TASK GOAL - Reproduce the data below in full and to the letter, images excepted.

--- START ---

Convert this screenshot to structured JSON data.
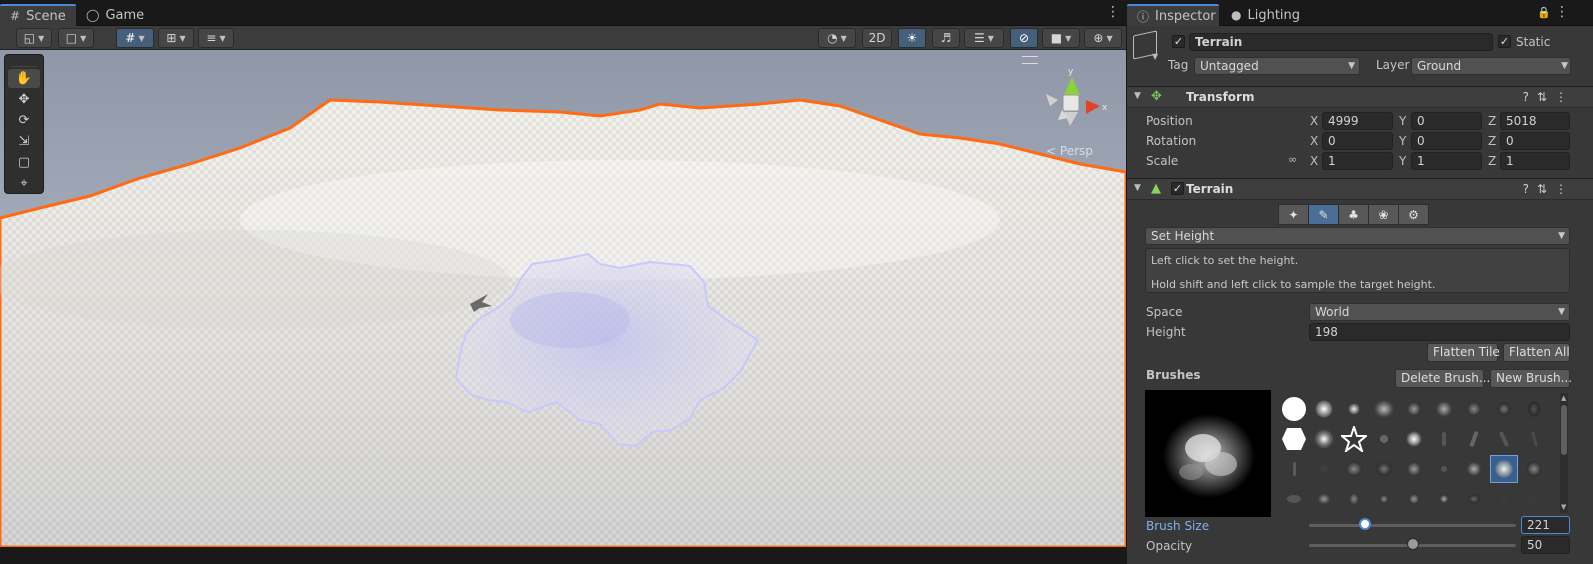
{
  "scene": {
    "tabs": [
      {
        "label": "Scene",
        "icon": "grid-icon"
      },
      {
        "label": "Game",
        "icon": "gamepad-icon"
      }
    ],
    "toolbar": {
      "mode_2d_label": "2D"
    },
    "gizmo": {
      "projection_label": "Persp",
      "axis_y": "y",
      "axis_x": "x"
    },
    "tools": [
      "hand-tool-icon",
      "move-tool-icon",
      "rotate-tool-icon",
      "scale-tool-icon",
      "rect-tool-icon",
      "transform-tool-icon"
    ],
    "colors": {
      "selection_outline": "#ff6a13",
      "brush_outline": "#c8c8ff"
    }
  },
  "inspector": {
    "tabs": [
      {
        "label": "Inspector",
        "icon": "info-icon"
      },
      {
        "label": "Lighting",
        "icon": "bulb-icon"
      }
    ],
    "object": {
      "name": "Terrain",
      "active": true,
      "static_label": "Static",
      "static": true,
      "tag_label": "Tag",
      "tag_value": "Untagged",
      "layer_label": "Layer",
      "layer_value": "Ground"
    },
    "transform": {
      "title": "Transform",
      "position_label": "Position",
      "rotation_label": "Rotation",
      "scale_label": "Scale",
      "axis_x": "X",
      "axis_y": "Y",
      "axis_z": "Z",
      "position": {
        "x": "4999",
        "y": "0",
        "z": "5018"
      },
      "rotation": {
        "x": "0",
        "y": "0",
        "z": "0"
      },
      "scale": {
        "x": "1",
        "y": "1",
        "z": "1"
      }
    },
    "terrain": {
      "title": "Terrain",
      "enabled": true,
      "tool_mode": "Set Height",
      "help_line1": "Left click to set the height.",
      "help_line2": "Hold shift and left click to sample the target height.",
      "space_label": "Space",
      "space_value": "World",
      "height_label": "Height",
      "height_value": "198",
      "flatten_tile_label": "Flatten Tile",
      "flatten_all_label": "Flatten All",
      "brushes_label": "Brushes",
      "delete_brush_label": "Delete Brush...",
      "new_brush_label": "New Brush...",
      "brush_size_label": "Brush Size",
      "brush_size_value": "221",
      "brush_size_fraction": 0.27,
      "opacity_label": "Opacity",
      "opacity_value": "50",
      "opacity_fraction": 0.5
    }
  }
}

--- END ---

WRITTEN REPLY -
Convert this screenshot to structured JSON data.
{
  "scene": {
    "tabs": [
      {
        "label": "Scene",
        "icon": "grid-icon"
      },
      {
        "label": "Game",
        "icon": "gamepad-icon"
      }
    ],
    "toolbar": {
      "mode_2d_label": "2D"
    },
    "gizmo": {
      "projection_label": "Persp",
      "axis_y": "y",
      "axis_x": "x"
    },
    "tools": [
      "hand-tool-icon",
      "move-tool-icon",
      "rotate-tool-icon",
      "scale-tool-icon",
      "rect-tool-icon",
      "transform-tool-icon"
    ],
    "colors": {
      "selection_outline": "#ff6a13",
      "brush_outline": "#c8c8ff"
    }
  },
  "inspector": {
    "tabs": [
      {
        "label": "Inspector",
        "icon": "info-icon"
      },
      {
        "label": "Lighting",
        "icon": "bulb-icon"
      }
    ],
    "object": {
      "name": "Terrain",
      "active": true,
      "static_label": "Static",
      "static": true,
      "tag_label": "Tag",
      "tag_value": "Untagged",
      "layer_label": "Layer",
      "layer_value": "Ground"
    },
    "transform": {
      "title": "Transform",
      "position_label": "Position",
      "rotation_label": "Rotation",
      "scale_label": "Scale",
      "axis_x": "X",
      "axis_y": "Y",
      "axis_z": "Z",
      "position": {
        "x": "4999",
        "y": "0",
        "z": "5018"
      },
      "rotation": {
        "x": "0",
        "y": "0",
        "z": "0"
      },
      "scale": {
        "x": "1",
        "y": "1",
        "z": "1"
      }
    },
    "terrain": {
      "title": "Terrain",
      "enabled": true,
      "tool_mode": "Set Height",
      "help_line1": "Left click to set the height.",
      "help_line2": "Hold shift and left click to sample the target height.",
      "space_label": "Space",
      "space_value": "World",
      "height_label": "Height",
      "height_value": "198",
      "flatten_tile_label": "Flatten Tile",
      "flatten_all_label": "Flatten All",
      "brushes_label": "Brushes",
      "delete_brush_label": "Delete Brush...",
      "new_brush_label": "New Brush...",
      "brush_size_label": "Brush Size",
      "brush_size_value": "221",
      "brush_size_fraction": 0.27,
      "opacity_label": "Opacity",
      "opacity_value": "50",
      "opacity_fraction": 0.5
    }
  }
}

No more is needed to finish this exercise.